On the last day of the month Lord Rockingham, with a train of Lords and Commoners in sixteen coaches, went to the Tower to visit the Lord Mayor. They disapproved his conduct, they said, yet paid him that regard because he had been obstructed from making his defence; yet these ingenious persons wondered they had not more followers and devotees, while they took such pains to show how carefully they kept themselves out of difficulties, and how passively they left their friends in them!

307 Alderman Oliver, in answer to a compliment 밤알바 from the Common Council, wrote a very bold letter to them, in which he set forth the unhappiness of the King’s Government through the councils of an Administration, abject abroad and insolent at home.

April the 1st, a great mob went to Tower Hill with two carts, in which were figures representing the Princess Dowager and Lord Bute, attended by a hearse. The figures were beheaded by chimney sweepers, and then burnt. A like ceremony was performed a few days after with figures of Lord Halifax, Lord Barrington, Alderman Harley, Lord Sandwich, De Grey, member for Norfolk, Colonel Lutterell, and George Onslow; and their supposed dying speeches were cried about the streets.

The committee of Common Council, appointed to guard the interests of the Lord Mayor and Alderman Oliver, directed their solicitor to apply to Serjeant Glynn, Dunning, or Lee, and under their direction to move for the habeas corpus of the prisoners, unlawfully (as the committee conceived) detained in the Tower. On this the two magistrates, the writ being obtained, were carried before the Lord Chief Justice De Grey, and then before Lord Mansfield, but were remanded to prison by both, each Chief Justice refusing to release them, as they had been committed by Parliament then sitting.

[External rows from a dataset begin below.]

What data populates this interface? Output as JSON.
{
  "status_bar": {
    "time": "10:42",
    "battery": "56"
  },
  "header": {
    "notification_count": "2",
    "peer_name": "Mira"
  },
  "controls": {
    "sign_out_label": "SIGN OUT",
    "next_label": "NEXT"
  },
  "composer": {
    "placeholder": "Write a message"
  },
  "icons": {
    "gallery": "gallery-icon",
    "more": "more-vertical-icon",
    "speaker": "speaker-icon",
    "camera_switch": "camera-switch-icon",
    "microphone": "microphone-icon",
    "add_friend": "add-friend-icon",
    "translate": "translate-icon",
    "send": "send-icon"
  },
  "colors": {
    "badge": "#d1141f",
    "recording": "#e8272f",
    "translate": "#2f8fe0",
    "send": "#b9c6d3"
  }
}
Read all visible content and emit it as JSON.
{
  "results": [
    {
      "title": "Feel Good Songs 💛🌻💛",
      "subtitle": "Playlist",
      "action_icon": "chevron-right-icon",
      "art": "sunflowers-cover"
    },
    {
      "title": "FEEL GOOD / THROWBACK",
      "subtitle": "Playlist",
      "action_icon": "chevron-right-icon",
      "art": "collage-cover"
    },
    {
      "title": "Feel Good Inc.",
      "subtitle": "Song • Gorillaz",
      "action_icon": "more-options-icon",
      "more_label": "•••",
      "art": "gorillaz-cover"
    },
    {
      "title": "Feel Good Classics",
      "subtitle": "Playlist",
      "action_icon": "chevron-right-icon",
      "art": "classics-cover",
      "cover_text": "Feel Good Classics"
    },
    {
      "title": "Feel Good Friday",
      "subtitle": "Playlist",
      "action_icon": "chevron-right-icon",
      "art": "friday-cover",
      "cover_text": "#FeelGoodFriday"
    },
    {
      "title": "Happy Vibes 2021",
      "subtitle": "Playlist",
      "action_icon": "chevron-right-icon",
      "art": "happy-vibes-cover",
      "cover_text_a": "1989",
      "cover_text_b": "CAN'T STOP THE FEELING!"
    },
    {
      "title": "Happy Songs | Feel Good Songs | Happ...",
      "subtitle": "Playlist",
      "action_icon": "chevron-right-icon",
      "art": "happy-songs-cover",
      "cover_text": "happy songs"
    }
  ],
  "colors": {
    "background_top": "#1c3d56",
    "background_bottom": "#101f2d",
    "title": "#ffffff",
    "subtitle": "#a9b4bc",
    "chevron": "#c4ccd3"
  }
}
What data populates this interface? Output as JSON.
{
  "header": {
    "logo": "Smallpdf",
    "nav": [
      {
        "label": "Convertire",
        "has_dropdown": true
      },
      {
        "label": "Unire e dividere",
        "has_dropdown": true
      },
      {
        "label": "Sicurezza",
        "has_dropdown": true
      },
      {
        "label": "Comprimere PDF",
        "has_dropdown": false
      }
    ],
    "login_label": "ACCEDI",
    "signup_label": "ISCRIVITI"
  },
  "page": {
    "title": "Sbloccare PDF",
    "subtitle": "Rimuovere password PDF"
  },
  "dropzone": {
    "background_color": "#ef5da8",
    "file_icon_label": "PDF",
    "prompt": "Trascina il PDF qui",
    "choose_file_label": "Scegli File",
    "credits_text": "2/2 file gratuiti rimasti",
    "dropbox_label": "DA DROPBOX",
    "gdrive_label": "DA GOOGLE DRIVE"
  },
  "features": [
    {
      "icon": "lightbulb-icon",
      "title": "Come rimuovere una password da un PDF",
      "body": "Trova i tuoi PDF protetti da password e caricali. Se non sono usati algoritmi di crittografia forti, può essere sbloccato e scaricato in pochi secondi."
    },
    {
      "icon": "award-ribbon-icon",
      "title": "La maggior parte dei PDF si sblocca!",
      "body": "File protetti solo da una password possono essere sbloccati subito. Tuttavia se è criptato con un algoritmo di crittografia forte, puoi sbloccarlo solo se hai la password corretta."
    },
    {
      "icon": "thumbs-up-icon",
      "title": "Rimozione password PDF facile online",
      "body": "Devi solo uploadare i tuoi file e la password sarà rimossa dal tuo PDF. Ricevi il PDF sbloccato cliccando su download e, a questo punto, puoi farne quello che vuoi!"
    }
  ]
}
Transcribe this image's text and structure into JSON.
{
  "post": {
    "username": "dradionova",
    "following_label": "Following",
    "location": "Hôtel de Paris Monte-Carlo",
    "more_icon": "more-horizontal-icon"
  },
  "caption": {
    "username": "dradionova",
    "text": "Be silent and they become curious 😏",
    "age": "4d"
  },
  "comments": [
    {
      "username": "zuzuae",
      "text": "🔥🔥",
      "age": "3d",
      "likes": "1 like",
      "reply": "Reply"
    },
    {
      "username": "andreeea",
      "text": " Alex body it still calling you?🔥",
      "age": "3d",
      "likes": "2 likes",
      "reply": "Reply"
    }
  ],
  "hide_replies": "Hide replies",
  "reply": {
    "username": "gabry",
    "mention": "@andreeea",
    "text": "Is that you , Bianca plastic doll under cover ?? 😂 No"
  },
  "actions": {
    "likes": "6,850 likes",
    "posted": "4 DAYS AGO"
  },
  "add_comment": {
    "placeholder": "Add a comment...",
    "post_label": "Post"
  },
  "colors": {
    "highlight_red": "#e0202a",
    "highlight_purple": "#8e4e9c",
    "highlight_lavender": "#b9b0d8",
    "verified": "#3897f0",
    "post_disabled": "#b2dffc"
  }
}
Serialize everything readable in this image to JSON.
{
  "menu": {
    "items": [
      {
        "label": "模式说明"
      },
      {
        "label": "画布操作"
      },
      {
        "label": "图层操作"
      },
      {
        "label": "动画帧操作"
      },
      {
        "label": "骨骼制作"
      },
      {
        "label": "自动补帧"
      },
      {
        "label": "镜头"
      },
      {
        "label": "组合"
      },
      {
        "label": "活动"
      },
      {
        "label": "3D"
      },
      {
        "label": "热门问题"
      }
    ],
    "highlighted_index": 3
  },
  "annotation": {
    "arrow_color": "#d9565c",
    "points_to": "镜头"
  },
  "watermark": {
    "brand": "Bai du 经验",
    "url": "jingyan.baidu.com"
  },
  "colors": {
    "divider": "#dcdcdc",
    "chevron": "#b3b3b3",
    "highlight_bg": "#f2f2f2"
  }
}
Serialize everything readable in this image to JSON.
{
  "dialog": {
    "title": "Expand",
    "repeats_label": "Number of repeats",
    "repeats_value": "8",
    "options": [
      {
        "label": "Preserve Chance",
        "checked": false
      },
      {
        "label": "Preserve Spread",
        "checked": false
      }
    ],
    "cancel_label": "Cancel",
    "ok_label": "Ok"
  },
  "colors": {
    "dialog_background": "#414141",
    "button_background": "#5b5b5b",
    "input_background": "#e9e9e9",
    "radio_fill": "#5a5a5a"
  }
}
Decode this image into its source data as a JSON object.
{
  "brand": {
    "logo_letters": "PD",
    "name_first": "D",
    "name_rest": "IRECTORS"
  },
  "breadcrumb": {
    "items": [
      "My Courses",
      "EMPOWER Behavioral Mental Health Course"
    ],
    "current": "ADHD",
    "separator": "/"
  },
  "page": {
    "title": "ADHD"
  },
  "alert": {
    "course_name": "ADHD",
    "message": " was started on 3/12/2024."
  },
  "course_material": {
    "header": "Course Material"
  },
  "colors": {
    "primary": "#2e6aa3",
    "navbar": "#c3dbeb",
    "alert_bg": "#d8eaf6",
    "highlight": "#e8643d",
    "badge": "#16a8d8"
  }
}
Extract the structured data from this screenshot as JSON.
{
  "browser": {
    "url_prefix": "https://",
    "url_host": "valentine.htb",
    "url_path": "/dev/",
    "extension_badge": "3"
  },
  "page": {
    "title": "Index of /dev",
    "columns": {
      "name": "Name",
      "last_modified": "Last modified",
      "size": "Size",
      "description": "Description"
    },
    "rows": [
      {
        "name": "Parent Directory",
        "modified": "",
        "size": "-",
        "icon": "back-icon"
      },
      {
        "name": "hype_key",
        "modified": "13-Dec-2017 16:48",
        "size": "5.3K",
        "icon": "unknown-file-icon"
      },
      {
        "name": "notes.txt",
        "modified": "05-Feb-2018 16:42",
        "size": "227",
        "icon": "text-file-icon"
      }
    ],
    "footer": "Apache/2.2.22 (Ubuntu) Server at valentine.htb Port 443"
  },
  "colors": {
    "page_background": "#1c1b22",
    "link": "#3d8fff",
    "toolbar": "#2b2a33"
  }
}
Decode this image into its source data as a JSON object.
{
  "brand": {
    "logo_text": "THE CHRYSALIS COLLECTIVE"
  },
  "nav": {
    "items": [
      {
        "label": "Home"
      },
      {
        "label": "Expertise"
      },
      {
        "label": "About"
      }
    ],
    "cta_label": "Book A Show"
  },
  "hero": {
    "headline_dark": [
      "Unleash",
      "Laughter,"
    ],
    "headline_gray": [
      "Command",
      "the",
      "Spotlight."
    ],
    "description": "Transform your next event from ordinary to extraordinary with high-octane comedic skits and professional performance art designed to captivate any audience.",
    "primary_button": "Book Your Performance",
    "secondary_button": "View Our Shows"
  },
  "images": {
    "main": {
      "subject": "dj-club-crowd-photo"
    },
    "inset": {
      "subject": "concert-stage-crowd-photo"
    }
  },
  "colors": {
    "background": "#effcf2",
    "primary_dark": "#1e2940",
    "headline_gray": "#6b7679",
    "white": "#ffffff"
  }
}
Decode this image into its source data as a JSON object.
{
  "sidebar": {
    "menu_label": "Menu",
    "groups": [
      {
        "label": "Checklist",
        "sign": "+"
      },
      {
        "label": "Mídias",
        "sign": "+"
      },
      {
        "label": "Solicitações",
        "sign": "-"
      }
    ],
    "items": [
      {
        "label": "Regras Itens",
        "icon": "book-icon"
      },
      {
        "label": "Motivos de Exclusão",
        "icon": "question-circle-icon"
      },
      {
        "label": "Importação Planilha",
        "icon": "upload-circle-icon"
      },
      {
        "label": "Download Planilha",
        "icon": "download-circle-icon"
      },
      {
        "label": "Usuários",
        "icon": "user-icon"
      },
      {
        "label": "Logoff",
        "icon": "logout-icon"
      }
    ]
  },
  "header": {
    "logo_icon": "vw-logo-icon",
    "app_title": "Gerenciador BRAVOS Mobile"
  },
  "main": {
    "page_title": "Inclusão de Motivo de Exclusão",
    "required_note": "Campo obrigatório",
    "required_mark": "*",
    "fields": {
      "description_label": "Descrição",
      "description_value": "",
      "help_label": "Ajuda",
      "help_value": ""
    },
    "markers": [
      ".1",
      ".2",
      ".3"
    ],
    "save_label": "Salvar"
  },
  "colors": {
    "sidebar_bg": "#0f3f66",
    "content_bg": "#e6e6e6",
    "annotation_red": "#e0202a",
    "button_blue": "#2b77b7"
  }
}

308 The grand jury did not pay an equal deference to the House, but found bills of indictment against their messenger for the assault and false imprisonment of Miller, the printer; and against Edward Twine Carpenter for a like assault on John Wheble, under pretence of the King’s proclamation.